To create these tiny robots, scientists designed microtubes, which are thin sheets of titanium and iron rolled into conical tubes and having a magnetic property.

They put the microtubes into a solution in a Petri dish and added bovine sperm cells, which are similar size to human sperm, said the report.

When a live sperm entered the wider end of the tube, it became trapped near the narrow end.

The scientists also closed the wider end, so the sperm wouldn’t swim out.

The trapped cell pushed against the tube, moving it forward.

Then, the scientists used a magnetic field to guide the tube in the direction they wanted it to go, relying on the sperm for the propulsion, the report said.

Source: Times of India

Low Vitamin B-12 Levels Tied to Bone Fractures in Older Men

Older men with low levels of vitamin B-12 are at increased risk for bone fractures, a new study suggests.

Researchers measured the levels of vitamin B-12 in 1,000 Swedish men with an average age of 75. They found that participants with low levels of the vitamin were more likely than those with normal levels to have suffered a fracture.

Men in the group with the lowest B-12 levels were about 70 percent more likely to have suffered a fracture than others in the study. This increased risk was primarily due to fractures in the lumbar spine, where there was an up to 120 percent greater chance of fractures.

“The higher risk also remains when we take other risk factors for fractures into consideration, such as age, smoking, [weight], bone-mineral density, previous fractures, physical activity, the vitamin D content in the blood and calcium intake,” study author Catharina Lewerin, a researcher at the Sahlgrenska Academy at the University of Gothenburg, in Sweden, said in a university news release.

It is not known, however, if consuming more vitamin B-12 — which is found in eggs, fish, poultry and other meats — can reduce the risk of fractures in older men.

“Right now, there is no reason to eat more vitamin B-12, but rather treatment shall only be applied in confirmed cases of deficiencies and in some cases to prevent deficiencies,” Lewerin said. “For anyone who wants to strengthen their bones and prevent fractures, physical activity 30 minutes a day and quitting smoking is good self care.”

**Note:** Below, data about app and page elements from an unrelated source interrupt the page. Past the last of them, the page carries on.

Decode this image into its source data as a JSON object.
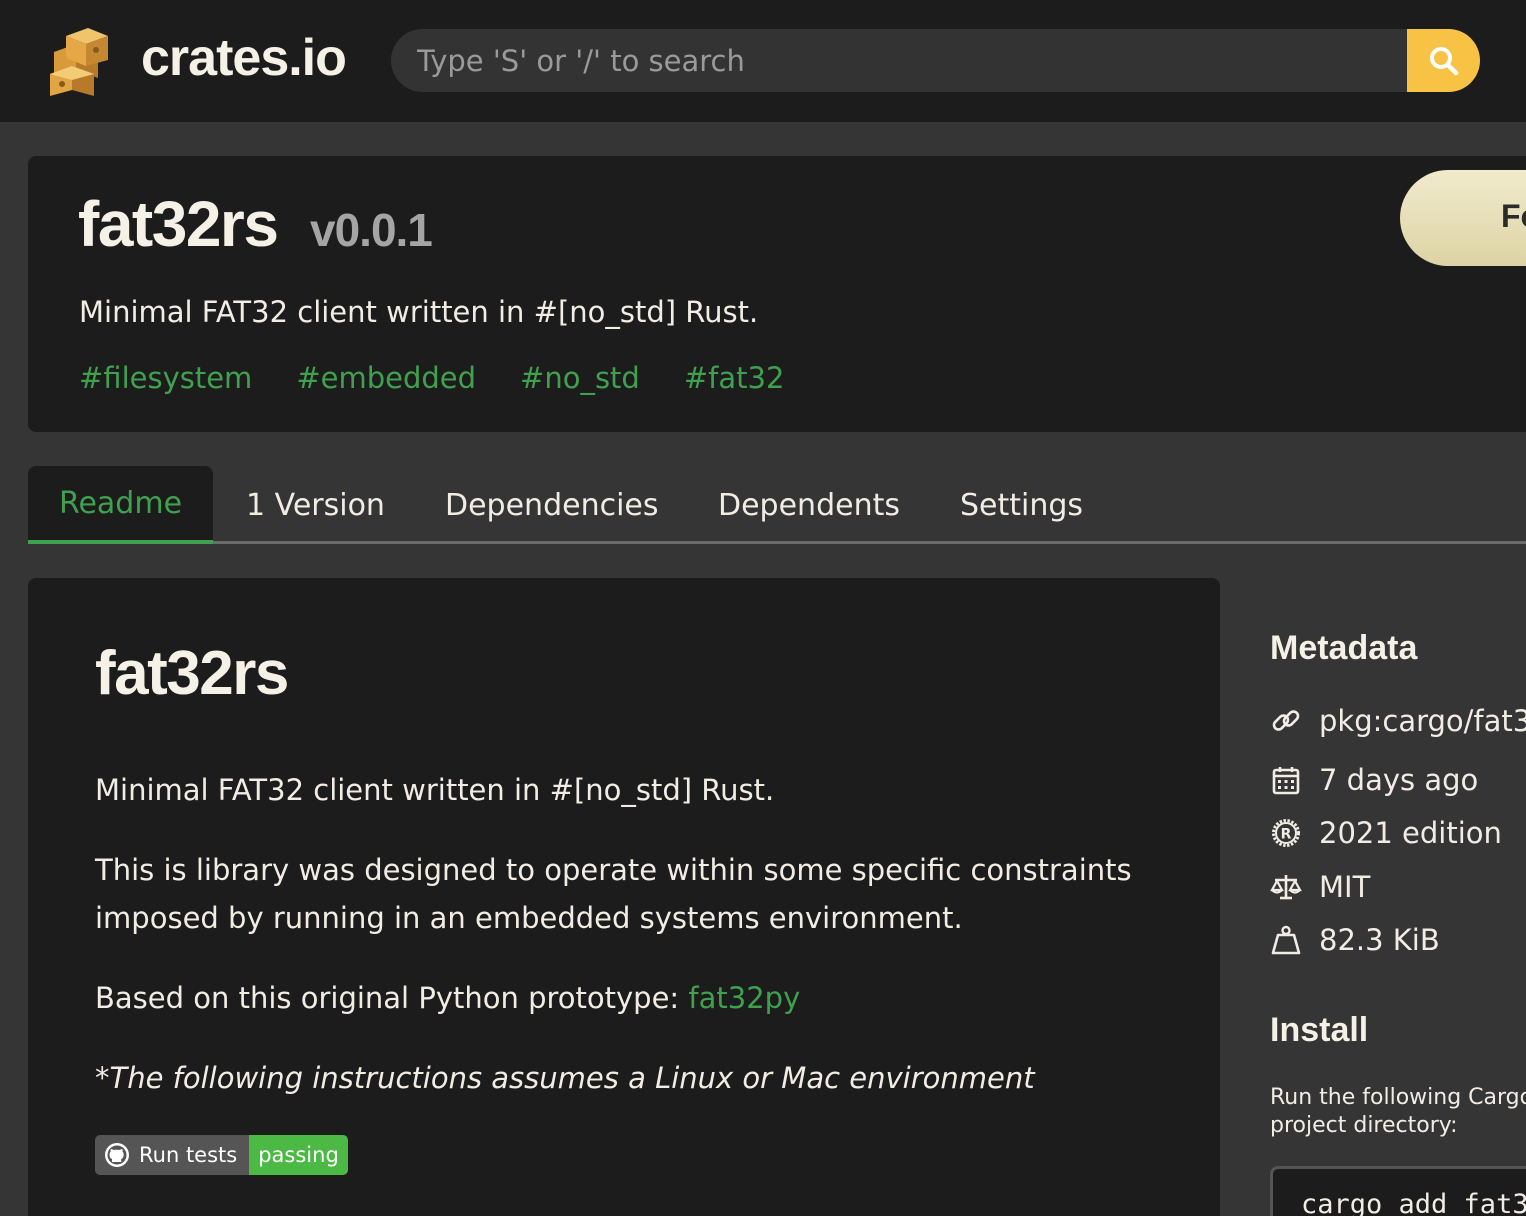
{
  "header": {
    "brand": "crates.io",
    "search_placeholder": "Type 'S' or '/' to search"
  },
  "crate": {
    "name": "fat32rs",
    "version": "v0.0.1",
    "description": "Minimal FAT32 client written in #[no_std] Rust.",
    "keywords": [
      "#filesystem",
      "#embedded",
      "#no_std",
      "#fat32"
    ],
    "follow_label": "Fo"
  },
  "tabs": [
    "Readme",
    "1 Version",
    "Dependencies",
    "Dependents",
    "Settings"
  ],
  "readme": {
    "title": "fat32rs",
    "p1": "Minimal FAT32 client written in #[no_std] Rust.",
    "p2": "This is library was designed to operate within some specific constraints imposed by running in an embedded systems environment.",
    "p3_prefix": "Based on this original Python prototype: ",
    "p3_link": "fat32py",
    "p4": "*The following instructions assumes a Linux or Mac environment",
    "badge_label": "Run tests",
    "badge_status": "passing"
  },
  "sidebar": {
    "metadata_heading": "Metadata",
    "metadata": [
      {
        "icon": "link-icon",
        "text": "pkg:cargo/fat3"
      },
      {
        "icon": "calendar-icon",
        "text": "7 days ago"
      },
      {
        "icon": "rust-icon",
        "text": "2021 edition"
      },
      {
        "icon": "scale-icon",
        "text": "MIT"
      },
      {
        "icon": "weight-icon",
        "text": "82.3 KiB"
      }
    ],
    "install_heading": "Install",
    "install_text": "Run the following Cargo project directory:",
    "install_command": "cargo add fat3"
  },
  "colors": {
    "accent_green": "#3fa14e",
    "search_button": "#f8c345",
    "background": "#353535",
    "card": "#1c1c1c"
  }
}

Although the study tied lower vitamin B-12 levels to a higher risk of fracture in older men, it did not establish a cause-and-effect relationship.

This study — published online in the journal Osteoporosis International — is a part of an international research project initiated by the U.S. National Institutes of Health that includes 11,000 men.

Source: Health